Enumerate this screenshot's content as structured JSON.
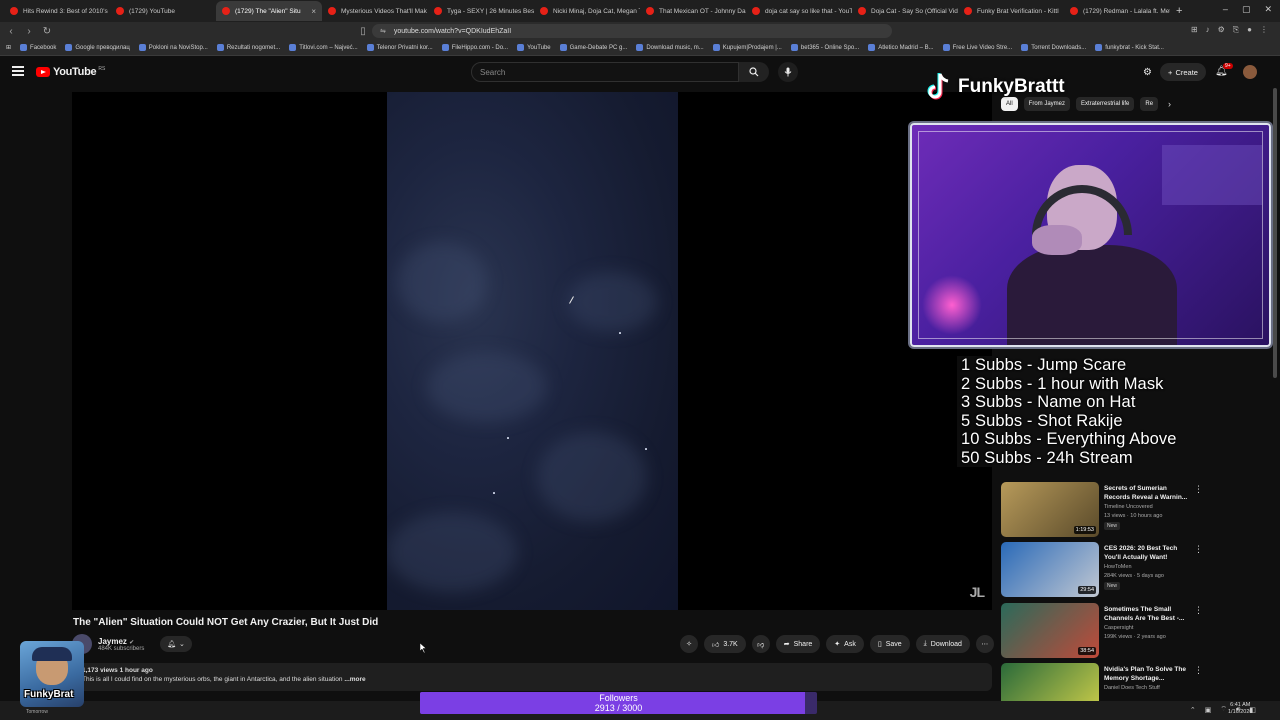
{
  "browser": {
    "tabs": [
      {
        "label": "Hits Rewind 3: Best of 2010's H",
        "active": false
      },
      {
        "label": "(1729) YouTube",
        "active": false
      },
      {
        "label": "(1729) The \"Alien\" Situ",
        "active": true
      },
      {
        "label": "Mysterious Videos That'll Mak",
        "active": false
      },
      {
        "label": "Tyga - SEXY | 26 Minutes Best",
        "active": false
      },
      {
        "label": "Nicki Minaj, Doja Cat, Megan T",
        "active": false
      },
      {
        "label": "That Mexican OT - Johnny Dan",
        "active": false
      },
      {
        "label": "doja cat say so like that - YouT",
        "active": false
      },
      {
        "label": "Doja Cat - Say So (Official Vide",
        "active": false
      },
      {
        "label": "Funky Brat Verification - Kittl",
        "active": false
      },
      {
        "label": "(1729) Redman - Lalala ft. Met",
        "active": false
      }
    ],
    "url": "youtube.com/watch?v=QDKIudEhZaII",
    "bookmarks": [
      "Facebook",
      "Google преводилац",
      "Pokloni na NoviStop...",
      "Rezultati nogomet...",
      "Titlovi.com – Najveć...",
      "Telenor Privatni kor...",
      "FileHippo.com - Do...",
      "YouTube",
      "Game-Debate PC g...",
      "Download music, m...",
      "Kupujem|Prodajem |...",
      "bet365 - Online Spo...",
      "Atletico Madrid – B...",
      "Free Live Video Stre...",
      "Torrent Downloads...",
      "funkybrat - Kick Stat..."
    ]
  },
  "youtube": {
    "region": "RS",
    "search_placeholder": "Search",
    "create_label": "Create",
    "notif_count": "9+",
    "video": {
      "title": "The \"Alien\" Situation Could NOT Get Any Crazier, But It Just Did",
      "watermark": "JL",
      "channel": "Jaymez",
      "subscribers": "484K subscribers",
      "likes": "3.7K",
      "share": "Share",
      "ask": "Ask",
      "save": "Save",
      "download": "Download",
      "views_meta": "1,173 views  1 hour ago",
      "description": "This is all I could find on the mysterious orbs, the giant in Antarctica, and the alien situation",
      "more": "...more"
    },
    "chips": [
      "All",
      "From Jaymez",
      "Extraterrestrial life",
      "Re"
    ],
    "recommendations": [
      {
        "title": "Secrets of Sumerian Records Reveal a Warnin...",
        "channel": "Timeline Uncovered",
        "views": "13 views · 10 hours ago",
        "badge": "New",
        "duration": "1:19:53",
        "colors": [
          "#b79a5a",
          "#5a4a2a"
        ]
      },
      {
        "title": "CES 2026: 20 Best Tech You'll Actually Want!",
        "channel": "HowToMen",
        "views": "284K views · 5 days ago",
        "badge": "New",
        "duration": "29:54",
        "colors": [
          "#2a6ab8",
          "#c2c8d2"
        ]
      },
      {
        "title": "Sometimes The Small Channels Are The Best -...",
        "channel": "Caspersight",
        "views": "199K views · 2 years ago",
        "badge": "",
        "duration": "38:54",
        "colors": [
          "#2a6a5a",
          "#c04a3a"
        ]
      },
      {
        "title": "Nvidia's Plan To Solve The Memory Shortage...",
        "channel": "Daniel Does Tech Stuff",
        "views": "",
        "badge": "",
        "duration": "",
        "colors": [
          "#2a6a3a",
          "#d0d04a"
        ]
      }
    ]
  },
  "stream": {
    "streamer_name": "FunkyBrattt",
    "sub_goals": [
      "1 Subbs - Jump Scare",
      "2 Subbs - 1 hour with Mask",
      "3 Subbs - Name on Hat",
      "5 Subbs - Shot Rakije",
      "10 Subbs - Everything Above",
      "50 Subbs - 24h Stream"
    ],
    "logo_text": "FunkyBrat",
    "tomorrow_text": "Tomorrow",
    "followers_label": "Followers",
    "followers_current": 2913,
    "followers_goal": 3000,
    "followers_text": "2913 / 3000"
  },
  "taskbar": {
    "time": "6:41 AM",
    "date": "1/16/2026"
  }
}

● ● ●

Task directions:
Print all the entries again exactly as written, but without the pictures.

Reply to the exercise:
Enumerate this screenshot's content as structured JSON.
{
  "browser": {
    "tabs": [
      {
        "label": "Hits Rewind 3: Best of 2010's H",
        "active": false
      },
      {
        "label": "(1729) YouTube",
        "active": false
      },
      {
        "label": "(1729) The \"Alien\" Situ",
        "active": true
      },
      {
        "label": "Mysterious Videos That'll Mak",
        "active": false
      },
      {
        "label": "Tyga - SEXY | 26 Minutes Best",
        "active": false
      },
      {
        "label": "Nicki Minaj, Doja Cat, Megan T",
        "active": false
      },
      {
        "label": "That Mexican OT - Johnny Dan",
        "active": false
      },
      {
        "label": "doja cat say so like that - YouT",
        "active": false
      },
      {
        "label": "Doja Cat - Say So (Official Vide",
        "active": false
      },
      {
        "label": "Funky Brat Verification - Kittl",
        "active": false
      },
      {
        "label": "(1729) Redman - Lalala ft. Met",
        "active": false
      }
    ],
    "url": "youtube.com/watch?v=QDKIudEhZaII",
    "bookmarks": [
      "Facebook",
      "Google преводилац",
      "Pokloni na NoviStop...",
      "Rezultati nogomet...",
      "Titlovi.com – Najveć...",
      "Telenor Privatni kor...",
      "FileHippo.com - Do...",
      "YouTube",
      "Game-Debate PC g...",
      "Download music, m...",
      "Kupujem|Prodajem |...",
      "bet365 - Online Spo...",
      "Atletico Madrid – B...",
      "Free Live Video Stre...",
      "Torrent Downloads...",
      "funkybrat - Kick Stat..."
    ]
  },
  "youtube": {
    "region": "RS",
    "search_placeholder": "Search",
    "create_label": "Create",
    "notif_count": "9+",
    "video": {
      "title": "The \"Alien\" Situation Could NOT Get Any Crazier, But It Just Did",
      "watermark": "JL",
      "channel": "Jaymez",
      "subscribers": "484K subscribers",
      "likes": "3.7K",
      "share": "Share",
      "ask": "Ask",
      "save": "Save",
      "download": "Download",
      "views_meta": "1,173 views  1 hour ago",
      "description": "This is all I could find on the mysterious orbs, the giant in Antarctica, and the alien situation",
      "more": "...more"
    },
    "chips": [
      "All",
      "From Jaymez",
      "Extraterrestrial life",
      "Re"
    ],
    "recommendations": [
      {
        "title": "Secrets of Sumerian Records Reveal a Warnin...",
        "channel": "Timeline Uncovered",
        "views": "13 views · 10 hours ago",
        "badge": "New",
        "duration": "1:19:53",
        "colors": [
          "#b79a5a",
          "#5a4a2a"
        ]
      },
      {
        "title": "CES 2026: 20 Best Tech You'll Actually Want!",
        "channel": "HowToMen",
        "views": "284K views · 5 days ago",
        "badge": "New",
        "duration": "29:54",
        "colors": [
          "#2a6ab8",
          "#c2c8d2"
        ]
      },
      {
        "title": "Sometimes The Small Channels Are The Best -...",
        "channel": "Caspersight",
        "views": "199K views · 2 years ago",
        "badge": "",
        "duration": "38:54",
        "colors": [
          "#2a6a5a",
          "#c04a3a"
        ]
      },
      {
        "title": "Nvidia's Plan To Solve The Memory Shortage...",
        "channel": "Daniel Does Tech Stuff",
        "views": "",
        "badge": "",
        "duration": "",
        "colors": [
          "#2a6a3a",
          "#d0d04a"
        ]
      }
    ]
  },
  "stream": {
    "streamer_name": "FunkyBrattt",
    "sub_goals": [
      "1 Subbs - Jump Scare",
      "2 Subbs - 1 hour with Mask",
      "3 Subbs - Name on Hat",
      "5 Subbs - Shot Rakije",
      "10 Subbs - Everything Above",
      "50 Subbs - 24h Stream"
    ],
    "logo_text": "FunkyBrat",
    "tomorrow_text": "Tomorrow",
    "followers_label": "Followers",
    "followers_current": 2913,
    "followers_goal": 3000,
    "followers_text": "2913 / 3000"
  },
  "taskbar": {
    "time": "6:41 AM",
    "date": "1/16/2026"
  }
}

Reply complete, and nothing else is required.